Roofing prices are another concern. Escalations are being carried at 15%, and some buildings are having to make do with temporary roofs until the materials are available. Melissa Roman received pricing updates as recent as a few weeks ago that confirmed prices would rise again on June 1.
It’s an issue of supply and demand, largely due to inventory and labor constraints, and both factors have the potential to impact the market long term. Alba Colavitti placed a big emphasis on the need for campaigns to attract more trade employees to lessen the shortage.
Demand type has also widened the gap between supply and demand. Roofs are a good example. Many made the switch to TPO last year due to steel prices, which caused a shortness in availability of materials.
To combat the issues of long lead times and supply chain issues, Chris Moore and Patrick Clay highlighted the importance of force majeure clauses within contracts. When you’re dealing with unpredictable commodity fluctuations, buying and designing early is the only way to beat the game.
Clay believes what may happen is a continued receding from economic centers, like Chicago’s CBD, to places outside of that sphere. Only 4% of the U.S. is industrialized, which is a lot of land available for construction opportunities, and things are not expected to slow down.
Technology and Other Trends
Prologis is considering smart technology to allow for easier self-management of its buildings. There’s also a push toward sustainability and net zero — ARCO/Murray is utilizing solar panels and solar farming on top of assets. This will eventually become standard, and experts are exploring new ways to incorporate environmentally friendly elements into their projects. Tenants have been especially interested reducing their carbon footprint. These changes aren’t easy, though, in today’s constrained market. They require much more involvement, especially when reworking an existing building.

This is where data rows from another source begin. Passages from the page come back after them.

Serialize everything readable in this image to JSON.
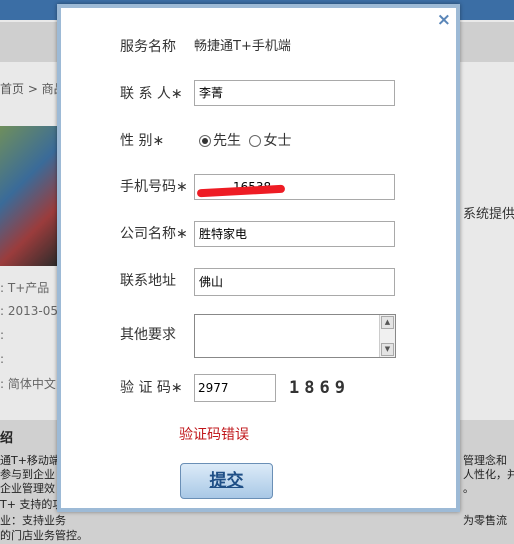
{
  "background": {
    "breadcrumb": "首页 > 商品详",
    "product_type": "T+产品",
    "date": "2013-05-",
    "language": "简体中文",
    "side_text": "系统提供",
    "section_heading": "绍",
    "desc_lines": [
      "通T+移动端",
      "参与到企业",
      "企业管理效",
      "T+ 支持的功",
      "业：支持业务",
      "的门店业务管控。"
    ],
    "right_lines": [
      "管理念和",
      "人性化，并",
      "。",
      "为零售流"
    ]
  },
  "modal": {
    "close_icon": "×",
    "service_label": "服务名称",
    "service_value": "畅捷通T+手机端",
    "contact_label": "联 系 人",
    "contact_value": "李菁",
    "gender_label": "性    别",
    "gender_options": [
      "先生",
      "女士"
    ],
    "gender_selected": "先生",
    "phone_label": "手机号码",
    "phone_value": "16538",
    "company_label": "公司名称",
    "company_value": "胜特家电",
    "address_label": "联系地址",
    "address_value": "佛山",
    "other_label": "其他要求",
    "other_value": "",
    "captcha_label": "验 证 码",
    "captcha_value": "2977",
    "captcha_image_text": "1869",
    "required_mark": "∗",
    "error_text": "验证码错误",
    "submit_label": "提交"
  },
  "colors": {
    "modal_border": "#9dbad6",
    "error": "#c0161a",
    "submit_text": "#1f4f86",
    "redaction": "#ee1c24"
  }
}
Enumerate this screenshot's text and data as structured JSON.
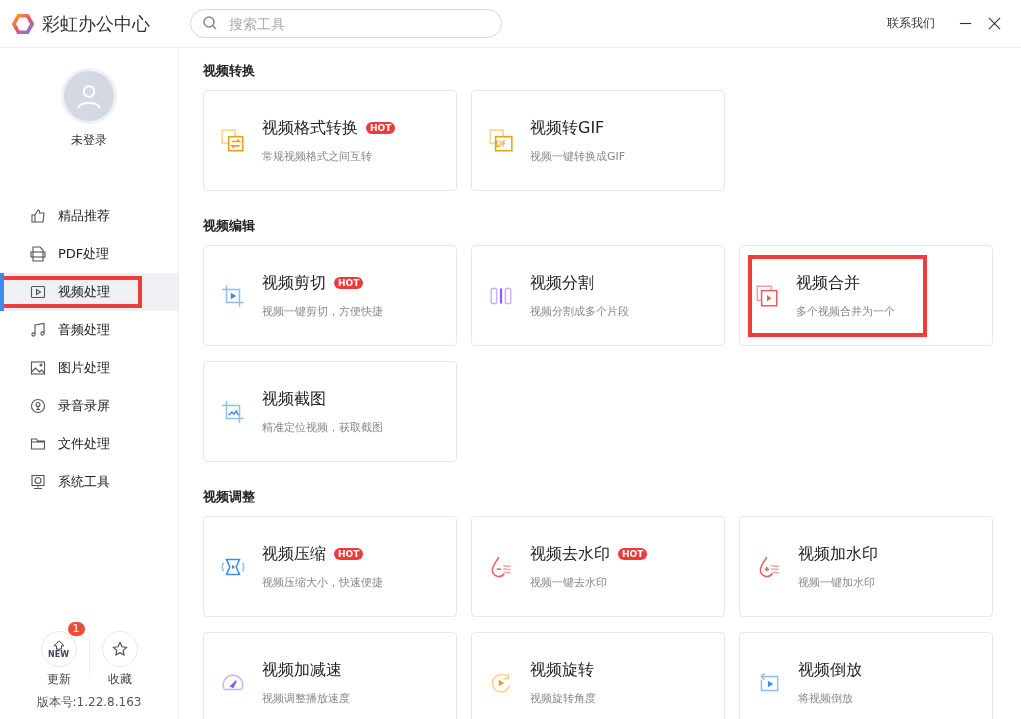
{
  "app": {
    "title": "彩虹办公中心"
  },
  "search": {
    "placeholder": "搜索工具"
  },
  "header_actions": {
    "contact": "联系我们"
  },
  "user": {
    "status": "未登录"
  },
  "sidebar": {
    "items": [
      {
        "kind": "thumb",
        "label": "精品推荐",
        "selected": false,
        "highlighted": false
      },
      {
        "kind": "pdf",
        "label": "PDF处理",
        "selected": false,
        "highlighted": false
      },
      {
        "kind": "video",
        "label": "视频处理",
        "selected": true,
        "highlighted": true
      },
      {
        "kind": "music",
        "label": "音频处理",
        "selected": false,
        "highlighted": false
      },
      {
        "kind": "image",
        "label": "图片处理",
        "selected": false,
        "highlighted": false
      },
      {
        "kind": "mic",
        "label": "录音录屏",
        "selected": false,
        "highlighted": false
      },
      {
        "kind": "folder",
        "label": "文件处理",
        "selected": false,
        "highlighted": false
      },
      {
        "kind": "system",
        "label": "系统工具",
        "selected": false,
        "highlighted": false
      }
    ]
  },
  "footer": {
    "update": {
      "label": "更新",
      "badge": "1",
      "icon_text": "NEW"
    },
    "favorite": {
      "label": "收藏"
    },
    "version": "版本号:1.22.8.163"
  },
  "sections": [
    {
      "title": "视频转换",
      "tools": [
        {
          "kind": "convert",
          "name": "视频格式转换",
          "hot": "HOT",
          "desc": "常规视频格式之间互转",
          "highlighted": false
        },
        {
          "kind": "gif",
          "name": "视频转GIF",
          "desc": "视频一键转换成GIF",
          "highlighted": false
        }
      ]
    },
    {
      "title": "视频编辑",
      "tools": [
        {
          "kind": "crop",
          "name": "视频剪切",
          "hot": "HOT",
          "desc": "视频一键剪切，方便快捷",
          "highlighted": false
        },
        {
          "kind": "split",
          "name": "视频分割",
          "desc": "视频分割成多个片段",
          "highlighted": false
        },
        {
          "kind": "merge",
          "name": "视频合并",
          "desc": "多个视频合并为一个",
          "highlighted": true
        },
        {
          "kind": "snapshot",
          "name": "视频截图",
          "desc": "精准定位视频，获取截图",
          "highlighted": false
        }
      ]
    },
    {
      "title": "视频调整",
      "tools": [
        {
          "kind": "compress",
          "name": "视频压缩",
          "hot": "HOT",
          "desc": "视频压缩大小，快速便捷",
          "highlighted": false
        },
        {
          "kind": "unmark",
          "name": "视频去水印",
          "hot": "HOT",
          "desc": "视频一键去水印",
          "highlighted": false
        },
        {
          "kind": "mark",
          "name": "视频加水印",
          "desc": "视频一键加水印",
          "highlighted": false
        },
        {
          "kind": "speed",
          "name": "视频加减速",
          "desc": "视频调整播放速度",
          "highlighted": false
        },
        {
          "kind": "rotate",
          "name": "视频旋转",
          "desc": "视频旋转角度",
          "highlighted": false
        },
        {
          "kind": "reverse",
          "name": "视频倒放",
          "desc": "将视频倒放",
          "highlighted": false
        }
      ]
    }
  ]
}
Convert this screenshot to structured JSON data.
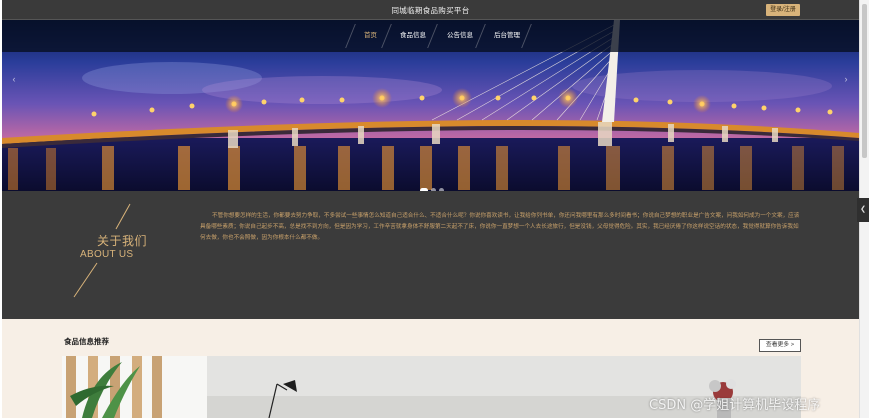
{
  "header": {
    "title": "同城临期食品购买平台",
    "login_register": "登录/注册"
  },
  "nav": {
    "items": [
      {
        "label": "首页",
        "active": true
      },
      {
        "label": "食品信息",
        "active": false
      },
      {
        "label": "公告信息",
        "active": false
      },
      {
        "label": "后台管理",
        "active": false
      }
    ]
  },
  "carousel": {
    "prev_icon": "chevron-left-icon",
    "next_icon": "chevron-right-icon",
    "slide_count": 3,
    "active_slide": 1
  },
  "about": {
    "title_cn": "关于我们",
    "title_en": "ABOUT US",
    "paragraph": "不管你想要怎样的生活，你都要去努力争取，不多尝试一些事情怎么知道自己适合什么、不适合什么呢？你说你喜欢读书，让我给你列书单，你还问我哪里有那么多时间看书；你说自己梦想的职业是广告文案，问我如何成为一个文案，应该具备哪些素质；你说自己起步不高，总是找不到方向，但是因为学习，工作辛苦就拿身体不舒服第二天起不了床，你说你一直梦想一个人去长途旅行，但是没钱，父母觉得危险。其实，我已经厌倦了你这样说空话的状态，我觉得就算你告诉我如何去做，你也不会照做，因为你根本什么都不做。"
  },
  "recommend": {
    "title": "食品信息推荐",
    "more_label": "查看更多 >"
  },
  "sidebar_tab": {
    "icon": "chevron-left-icon",
    "glyph": "❮"
  },
  "watermark": "CSDN @学姐计算机毕设程序",
  "colors": {
    "accent": "#d8b37a",
    "about_bg": "#3b3b3b",
    "recommend_bg": "#f7efe6",
    "nav_bg": "#060e20"
  }
}
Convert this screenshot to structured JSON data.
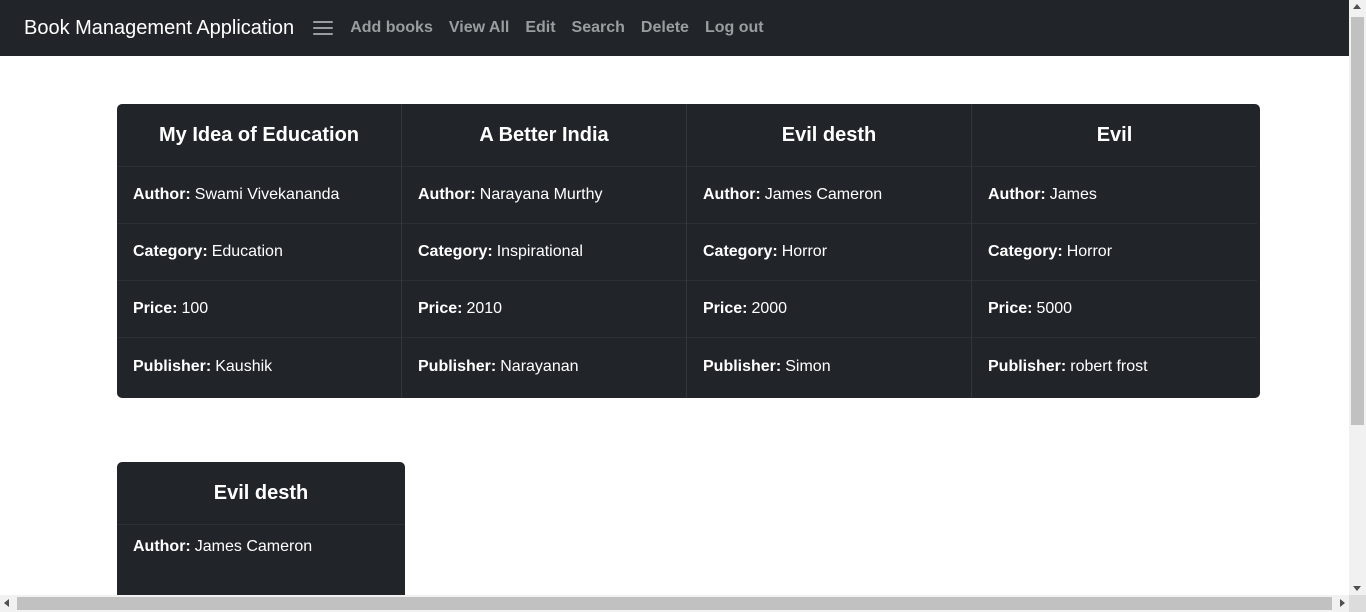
{
  "app": {
    "title": "Book Management Application"
  },
  "nav": {
    "menu_icon": "hamburger-menu-icon",
    "links": [
      "Add books",
      "View All",
      "Edit",
      "Search",
      "Delete",
      "Log out"
    ]
  },
  "labels": {
    "author": "Author:",
    "category": "Category:",
    "price": "Price:",
    "publisher": "Publisher:"
  },
  "books": [
    {
      "title": "My Idea of Education",
      "author": "Swami Vivekananda",
      "category": "Education",
      "price": "100",
      "publisher": "Kaushik"
    },
    {
      "title": "A Better India",
      "author": "Narayana Murthy",
      "category": "Inspirational",
      "price": "2010",
      "publisher": "Narayanan"
    },
    {
      "title": "Evil desth",
      "author": "James Cameron",
      "category": "Horror",
      "price": "2000",
      "publisher": "Simon"
    },
    {
      "title": "Evil",
      "author": "James",
      "category": "Horror",
      "price": "5000",
      "publisher": "robert frost"
    },
    {
      "title": "Evil desth",
      "author": "James Cameron"
    }
  ],
  "colors": {
    "navbar": "#212529",
    "card": "#212529",
    "nav_link": "#9a9da0",
    "text": "#ffffff"
  }
}
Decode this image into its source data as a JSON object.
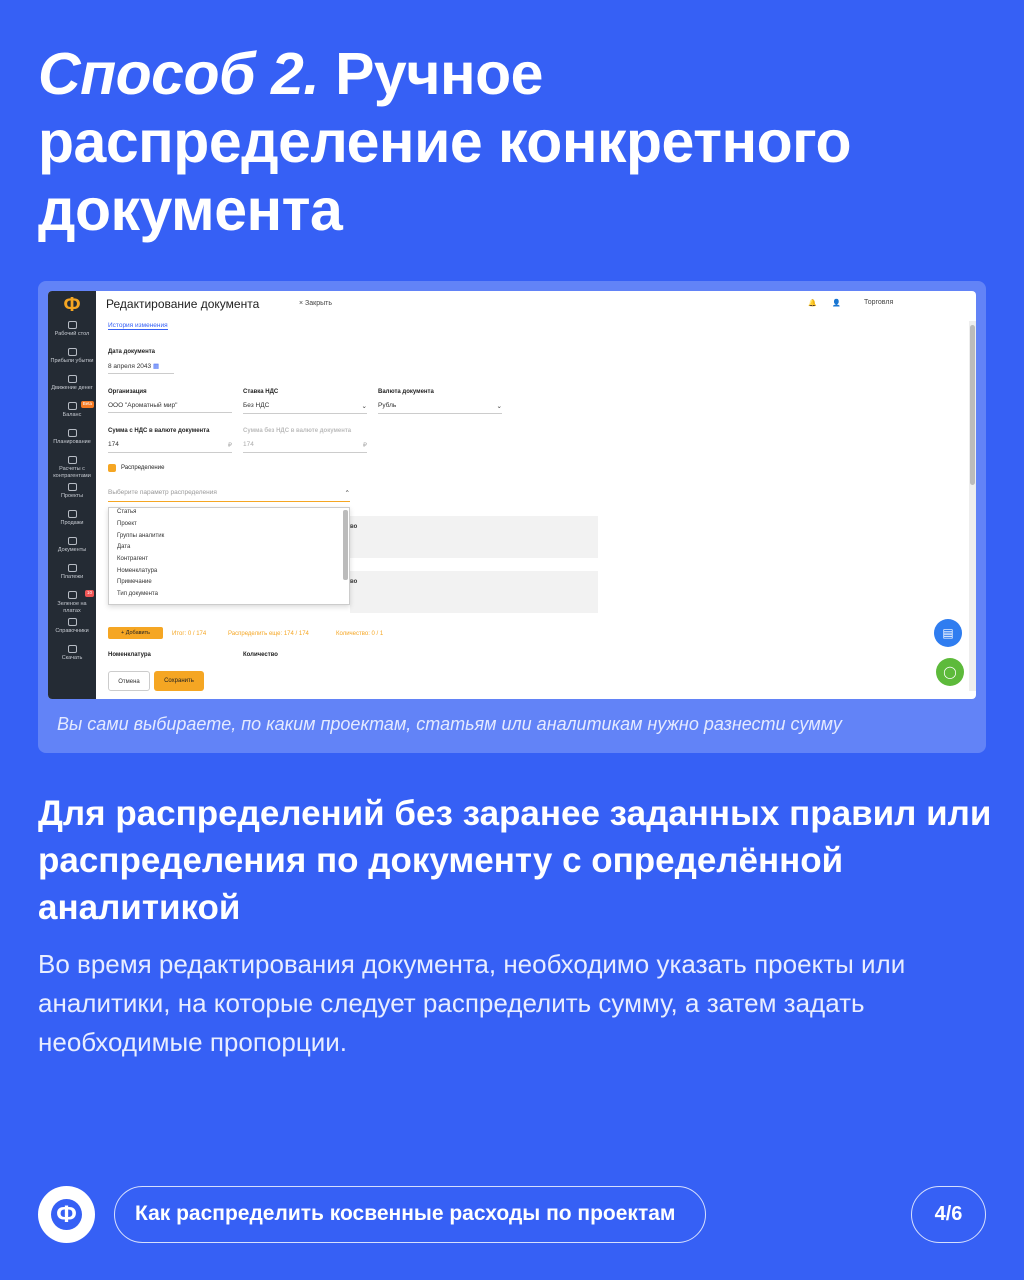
{
  "slide": {
    "title_em": "Способ 2.",
    "title_rest": " Ручное распределение конкретного документа",
    "caption": "Вы сами выбираете, по каким проектам, статьям или аналитикам нужно разнести сумму",
    "subtitle": "Для распределений без заранее заданных правил или распределения по документу с определённой аналитикой",
    "body": "Во время редактирования документа, необходимо указать проекты или аналитики, на которые следует распределить сумму, а затем задать необходимые пропорции.",
    "footer_logo": "Ф",
    "footer_title": "Как распределить косвенные расходы по проектам",
    "page": "4/6"
  },
  "app": {
    "logo": "Ф",
    "nav": [
      {
        "label": "Рабочий стол",
        "icon": "desktop-icon",
        "badge": ""
      },
      {
        "label": "Прибыли убытки",
        "icon": "chart-icon",
        "badge": ""
      },
      {
        "label": "Движение денег",
        "icon": "money-icon",
        "badge": ""
      },
      {
        "label": "Баланс",
        "icon": "balance-icon",
        "badge": "Beta"
      },
      {
        "label": "Планирование",
        "icon": "planning-icon",
        "badge": ""
      },
      {
        "label": "Расчеты с контрагентами",
        "icon": "contractors-icon",
        "badge": ""
      },
      {
        "label": "Проекты",
        "icon": "projects-icon",
        "badge": ""
      },
      {
        "label": "Продажи",
        "icon": "sales-icon",
        "badge": ""
      },
      {
        "label": "Документы",
        "icon": "documents-icon",
        "badge": ""
      },
      {
        "label": "Платежи",
        "icon": "payments-icon",
        "badge": ""
      },
      {
        "label": "Зеленое на платах",
        "icon": "green-icon",
        "badge": "10"
      },
      {
        "label": "Справочники",
        "icon": "directories-icon",
        "badge": ""
      },
      {
        "label": "Скачать",
        "icon": "download-icon",
        "badge": ""
      }
    ],
    "header_title": "Редактирование документа",
    "close_label": "Закрыть",
    "history_link": "История изменения",
    "company": "Торговля",
    "avatar": "С",
    "date_label": "Дата документа",
    "date_value": "8 апреля 2043",
    "org_label": "Организация",
    "org_value": "ООО \"Ароматный мир\"",
    "vat_label": "Ставка НДС",
    "vat_value": "Без НДС",
    "currency_label": "Валюта документа",
    "currency_value": "Рубль",
    "sum_vat_label": "Сумма с НДС в валюте документа",
    "sum_vat_value": "174",
    "sum_novat_label": "Сумма без НДС в валюте документа",
    "sum_novat_value": "174",
    "currency_sign": "₽",
    "distribution_label": "Распределение",
    "select_placeholder": "Выберите параметр распределения",
    "options": [
      "Статья",
      "Проект",
      "Группы аналитик",
      "Дата",
      "Контрагент",
      "Номенклатура",
      "Примечание",
      "Тип документа"
    ],
    "panel_label": "во",
    "add_label": "+ Добавить",
    "total_text": "Итог: 0 / 174",
    "remaining_text": "Распределить еще: 174 / 174",
    "quantity_text": "Количество: 0 / 1",
    "col_nomenclature": "Номенклатура",
    "col_quantity": "Количество",
    "cancel_label": "Отмена",
    "save_label": "Сохранить"
  }
}
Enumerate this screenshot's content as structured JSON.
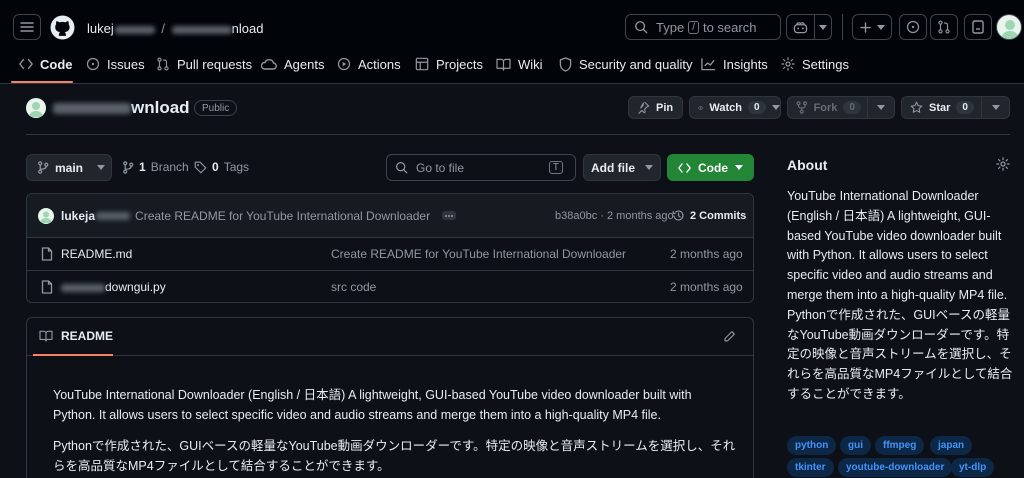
{
  "header": {
    "owner_suffix": "lukej",
    "repo_suffix": "nload",
    "search_type": "Type",
    "search_key": "/",
    "search_rest": "to search"
  },
  "nav": {
    "items": [
      {
        "label": "Code",
        "icon": "code-icon"
      },
      {
        "label": "Issues",
        "icon": "issue-icon"
      },
      {
        "label": "Pull requests",
        "icon": "pull-request-icon"
      },
      {
        "label": "Agents",
        "icon": "agents-icon"
      },
      {
        "label": "Actions",
        "icon": "play-icon"
      },
      {
        "label": "Projects",
        "icon": "table-icon"
      },
      {
        "label": "Wiki",
        "icon": "book-icon"
      },
      {
        "label": "Security and quality",
        "icon": "shield-icon"
      },
      {
        "label": "Insights",
        "icon": "graph-icon"
      },
      {
        "label": "Settings",
        "icon": "gear-icon"
      }
    ]
  },
  "repo": {
    "name_suffix": "wnload",
    "visibility": "Public",
    "pin_label": "Pin",
    "watch_label": "Watch",
    "watch_count": "0",
    "fork_label": "Fork",
    "fork_count": "0",
    "star_label": "Star",
    "star_count": "0"
  },
  "toolbar": {
    "branch": "main",
    "branch_count": "1",
    "branch_label": "Branch",
    "tag_count": "0",
    "tag_label": "Tags",
    "goto_placeholder": "Go to file",
    "goto_key": "T",
    "add_file": "Add file",
    "code": "Code"
  },
  "commit": {
    "author": "lukeja",
    "message": "Create README for YouTube International Downloader",
    "hash": "b38a0bc",
    "age": "· 2 months ago",
    "commits_label": "2 Commits"
  },
  "files": [
    {
      "name": "README.md",
      "message": "Create README for YouTube International Downloader",
      "age": "2 months ago"
    },
    {
      "name": "downgui.py",
      "message": "src code",
      "age": "2 months ago"
    }
  ],
  "readme": {
    "tab": "README",
    "paragraph1": "YouTube International Downloader (English / 日本語) A lightweight, GUI-based YouTube video downloader built with Python. It allows users to select specific video and audio streams and merge them into a high-quality MP4 file.",
    "paragraph2": "Pythonで作成された、GUIベースの軽量なYouTube動画ダウンローダーです。特定の映像と音声ストリームを選択し、それらを高品質なMP4ファイルとして結合することができます。"
  },
  "about": {
    "title": "About",
    "description": "YouTube International Downloader (English / 日本語) A lightweight, GUI-based YouTube video downloader built with Python. It allows users to select specific video and audio streams and merge them into a high-quality MP4 file. Pythonで作成された、GUIベースの軽量なYouTube動画ダウンローダーです。特定の映像と音声ストリームを選択し、それらを高品質なMP4ファイルとして結合することができます。",
    "topics": [
      "python",
      "gui",
      "ffmpeg",
      "japan",
      "tkinter",
      "youtube-downloader",
      "yt-dlp"
    ]
  },
  "colors": {
    "accent_underline": "#f78166",
    "code_button": "#238636",
    "link": "#4493f8",
    "topic_bg": "#0d2847"
  }
}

Multi-level builds are yet another trend being seen across the U.S. And in Chicago? It’s coming. The asset class is flexible, and the mixed-use configurations are endless. The multi-level shift makes sense for monetization of land, but Clay confirmed it will have to fall in line with the economics of the deal.
Looking to the future, Chicago is showing no signs of cooling off. The area has shown incredible growth — Q1 of 2022 has only been beaten by Q4 of 2021. Recessions are inevitable due to the cyclical nature of the industry, but experts are poised to handle whatever comes their way due to today’s climate and ceaseless demand for e-commerce and related industries.